Did you want to know what inspired Brian Selznick to write “The Invention of Hugo Cabret”? Or if a movie will be made based on the book? Maybe you're curious about all the hidden initials. The list is endless. Lucky for you — Brian answered some readers' questions. Maybe one of them is yours!
What inspired you to write this amazing book?
— Jip of Greenwich, Conn.
Hi, Jip. A long time ago I saw an amazing movie from 1902 called “A Trip to the Moon.” It is considered the first science fiction movie ever made, and it was created by a man named Georges Méliès. I loved how strange and funny and magical this movie was and I thought one day it would be fun to write a story about this incredible filmmaker. Many years later I read a book called “Edison's Eve” by Gaby Wood, about the history of automata (very complicated wind-up mechanical figures), and there was a chapter about Georges Méliès. The book said that Méliès owned a collection of automata that were eventually all destroyed and thrown away. I suddenly imagined a boy climbing through the garbage and finding one of these machines. That boy eventually became Hugo Cabret.
Why do you leave the invention a mystery?
— Donavynn of Cincinnati, Ohio
Well, Donavynn, if you read the book very, very carefully, you will find that I do actually tell you what the invention is! In fact, the title might refer to several different things. It might even be the very book you are holding! I like the title “The Invention of Hugo Cabret” because it refers to something that Hugo builds (that is a clue about what it is at the end of the book) and it could also refer to the fact that Hugo invents himself. In a way, we all kind of invent ourselves ... We can make ourselves into the person we want to be. Hugo invents a life for himself, and he even invents himself a family.

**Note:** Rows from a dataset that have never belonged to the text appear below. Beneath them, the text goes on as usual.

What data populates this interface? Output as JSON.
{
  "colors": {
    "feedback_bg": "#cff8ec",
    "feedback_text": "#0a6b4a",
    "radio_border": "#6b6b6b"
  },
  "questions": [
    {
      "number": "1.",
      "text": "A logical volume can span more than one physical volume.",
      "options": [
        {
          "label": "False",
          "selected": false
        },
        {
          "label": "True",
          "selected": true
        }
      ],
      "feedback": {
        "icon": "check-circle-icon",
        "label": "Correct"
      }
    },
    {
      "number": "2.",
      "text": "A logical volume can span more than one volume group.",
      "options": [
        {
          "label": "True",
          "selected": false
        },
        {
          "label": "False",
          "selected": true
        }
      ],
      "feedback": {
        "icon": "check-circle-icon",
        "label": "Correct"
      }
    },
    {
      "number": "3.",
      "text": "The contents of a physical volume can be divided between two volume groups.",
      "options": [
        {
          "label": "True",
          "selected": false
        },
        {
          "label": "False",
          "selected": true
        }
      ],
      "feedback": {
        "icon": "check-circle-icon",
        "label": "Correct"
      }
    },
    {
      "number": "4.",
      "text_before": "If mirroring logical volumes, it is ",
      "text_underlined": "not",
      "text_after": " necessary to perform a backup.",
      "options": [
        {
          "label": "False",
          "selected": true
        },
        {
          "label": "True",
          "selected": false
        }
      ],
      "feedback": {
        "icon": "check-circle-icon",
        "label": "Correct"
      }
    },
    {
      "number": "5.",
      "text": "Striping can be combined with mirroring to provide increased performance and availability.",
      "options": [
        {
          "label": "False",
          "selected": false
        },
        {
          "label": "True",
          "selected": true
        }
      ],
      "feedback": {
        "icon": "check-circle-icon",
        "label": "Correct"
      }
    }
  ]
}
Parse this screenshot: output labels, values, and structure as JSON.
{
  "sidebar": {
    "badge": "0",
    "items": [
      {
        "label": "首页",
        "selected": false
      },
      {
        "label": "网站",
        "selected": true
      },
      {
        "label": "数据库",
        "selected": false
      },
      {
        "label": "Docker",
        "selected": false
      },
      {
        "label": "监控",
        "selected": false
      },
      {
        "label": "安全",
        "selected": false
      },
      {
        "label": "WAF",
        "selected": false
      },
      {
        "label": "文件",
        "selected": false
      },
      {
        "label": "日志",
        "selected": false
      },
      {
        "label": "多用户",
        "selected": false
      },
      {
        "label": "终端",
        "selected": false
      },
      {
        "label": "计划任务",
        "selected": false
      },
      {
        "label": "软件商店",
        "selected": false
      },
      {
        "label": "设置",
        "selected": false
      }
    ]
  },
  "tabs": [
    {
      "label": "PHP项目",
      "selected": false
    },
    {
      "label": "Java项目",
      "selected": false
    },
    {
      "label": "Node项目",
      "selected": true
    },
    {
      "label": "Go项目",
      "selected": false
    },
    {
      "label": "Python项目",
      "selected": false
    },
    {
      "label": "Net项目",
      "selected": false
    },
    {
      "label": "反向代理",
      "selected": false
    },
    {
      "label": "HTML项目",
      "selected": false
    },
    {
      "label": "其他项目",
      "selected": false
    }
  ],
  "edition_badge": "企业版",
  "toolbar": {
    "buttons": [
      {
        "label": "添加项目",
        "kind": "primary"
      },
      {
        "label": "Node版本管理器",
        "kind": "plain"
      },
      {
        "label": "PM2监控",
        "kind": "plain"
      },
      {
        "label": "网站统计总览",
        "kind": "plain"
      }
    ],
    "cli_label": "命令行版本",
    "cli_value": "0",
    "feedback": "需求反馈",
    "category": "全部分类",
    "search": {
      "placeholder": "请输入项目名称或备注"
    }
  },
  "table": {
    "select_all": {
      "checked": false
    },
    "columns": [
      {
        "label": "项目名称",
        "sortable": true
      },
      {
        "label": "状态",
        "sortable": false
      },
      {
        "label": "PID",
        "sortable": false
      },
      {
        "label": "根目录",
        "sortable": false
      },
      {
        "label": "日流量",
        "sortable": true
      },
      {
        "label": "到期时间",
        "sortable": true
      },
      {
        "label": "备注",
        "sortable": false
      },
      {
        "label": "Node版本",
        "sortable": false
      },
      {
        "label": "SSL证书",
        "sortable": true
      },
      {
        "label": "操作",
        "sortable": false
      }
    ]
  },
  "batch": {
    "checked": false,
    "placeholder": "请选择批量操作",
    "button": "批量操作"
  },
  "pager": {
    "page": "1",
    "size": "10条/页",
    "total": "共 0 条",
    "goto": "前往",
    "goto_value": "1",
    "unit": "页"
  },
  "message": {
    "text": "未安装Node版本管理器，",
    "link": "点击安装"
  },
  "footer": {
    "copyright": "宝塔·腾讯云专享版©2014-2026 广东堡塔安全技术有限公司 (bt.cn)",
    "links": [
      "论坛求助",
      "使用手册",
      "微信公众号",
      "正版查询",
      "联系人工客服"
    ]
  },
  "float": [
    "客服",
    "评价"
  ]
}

Are you going to make a movie? Because I think it would be a good one.
— Mitchell V. of New Brighton, Minn.
Thanks, Mitchell. There is a good chance that “Hugo” will be a movie, which I think is very exciting. It would be fun to see this story — which is so much about the early history of the cinema — brought to life on screen. We might even be able to see clips from all the early movies that are mentioned in the book, like “A Trip to the Moon” by Georges Méliès, and “ATrain Coming into the Station”, and Harold Lloyd in “Safety Last.”
Why the black pages and black illustrations? No color at all. Is this to set the stage for the story line?
— Lida H. of Northern Cambria, Pa.
Lida, you are right. In the very beginning of the book, I ask the readers to imagine they are sitting in the darkness, as if at the beginning of a movie. I hoped the black pages and black illustrations would help set the scene. You will notice that all the pages have black borders, and I think that the borders make them look kind of like movie screens. I also was thinking about the fact that the early movies were in black and white, and I thought the dark black and white illustrations in pencil would remind the reader of the old films.
Tell us about the initials that are hidden in all your books.
— David K. of Frisco, Texas
Well, David K., that is a very interesting question. When I was in high school, my best friend was named...David K.! We both liked the illustrations of a man named Al Hirshfeld, who used to hide his daughter’s name (Nina) in the lines of his drawings. David asked me to hide his initials in my drawings in high school, so it became a kind of game. Many years later, when my first book was published, as a sort of surprise for him, I hid his initials, DK, in the book. Ever since then, I’ve hidden his initials in all my books. But a few years later, he got married to a woman named Valerie, so I made the initials DVK. But then they started having kids, so I had to add his daughters’ initials, too! So now the books have the initials DVEAMK, and (here’s a clue) you can find them in one of the street scenes in “The Invention of Hugo Cabret.” Hey, David K ... is that you???